Ego is a strange thing in advertising, or any creative field for that matter. In one way, it seems to be essential, but in other ways (like collaborating) it’s the stick in the gears. The small thing that’ll break down the entire process, and maybe the whole agency, in the end. For Danny Hunt, Creative Director at Lucky Generals and formerly at The & Partnership, Saatchi & Saatchi, and more, he’s found the right place for it.
There’s a myth that being a business person and a creative person are mutually exclusive, that they exist in different universes with parallel paths. According to Squarespace’s VP of Creative Ben Hughes, it’s the intersection between these paths where the real magic happens:
Before the lights, cameras, actors, and awards, there’s only you and your idea. This idea exists in the dark, constantly evolving and begging to be put into the real world, representing a million different possibilities before it takes its final shape.
Launching your first feature is no small feat. Some will say the hardest part is finding an idea worth pursuing, or that the real roadblock is convincing other people that your idea is worth pursuing. Others point to the logistics of production as the real challenge. One thing is for certain: well-informed preparation goes a long way towards making the process smoother—helping you bring the film you’ve envisioned to life.
We recently sat down with the founders of MOUTHWASH Studio: Abraham Campillo, Mackenzie Freemire, and Alex Tan, to discuss the value of unique online experiences for filmmakers and their work.

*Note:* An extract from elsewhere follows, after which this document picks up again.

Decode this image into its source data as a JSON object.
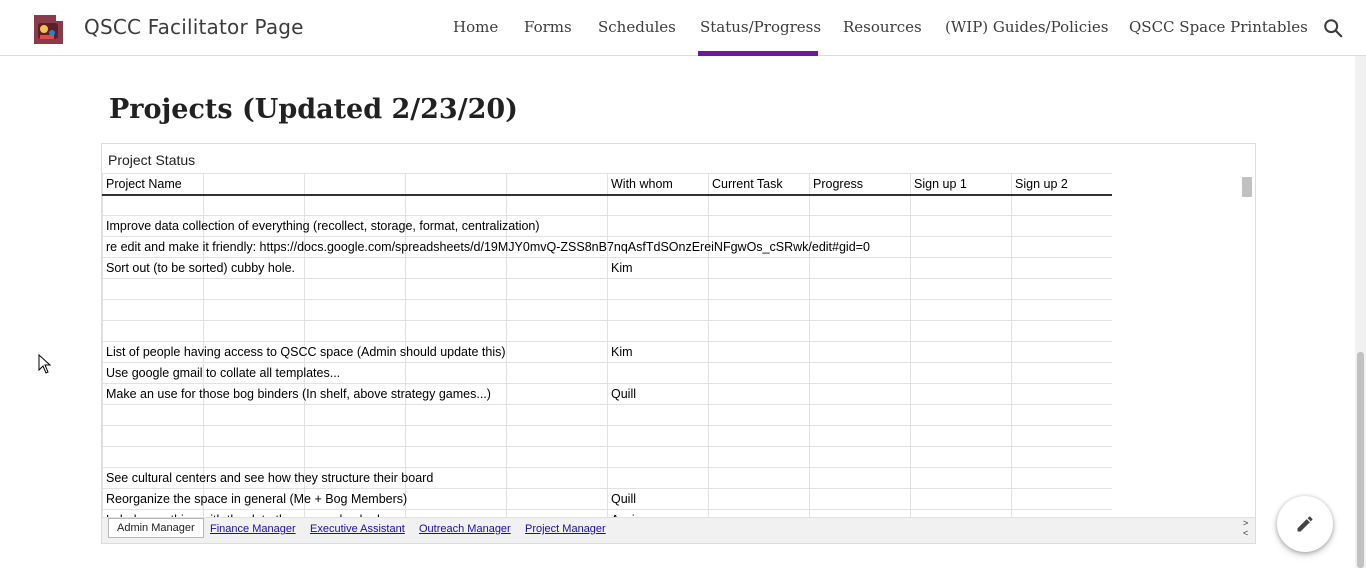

Amid the hustle and bustle of getting things done, it’s easy to lose sight of who we are and what we’re about—it’s easy to neglect our brand. We can get so caught up creating that we forget the “why” behind our work, and everything we do starts to feel fluid and ungrounded.
Strange times like these are perfect for creatives. It’s in our nature to adapt and working from home requires its fair share of adaptation. You’re competing against loneliness, distractions, overly affectionate dogs — and that’s just the start of it.
It’s a new year, and you’ve probably made your fair share of resolutions. But we have one more for your list: Attending film festivals. As a filmmaker, you probably fall into one of two camps. First, you already know why you should go to them and are tying to decide which film festivals in 2020 to attend. Second, you’re either unconvinced or unsure if they’re worth the effort.
While the wedding film industry may seem insulated from other film industries, it’s still one-hundred-percent filmmaking. There are stories, editing timelines, demanding clients, and hard drives full of footage. Yet, a career in wedding filmmaking is also different than any other film career. There’s a steep learning curve to learning how to work with clients, manage, schedules, and stay sane during the infamous “edit season.”
In the spirit of reflection, why not start 2020 on a high note with some of the best filmmaking advice we received in 2019?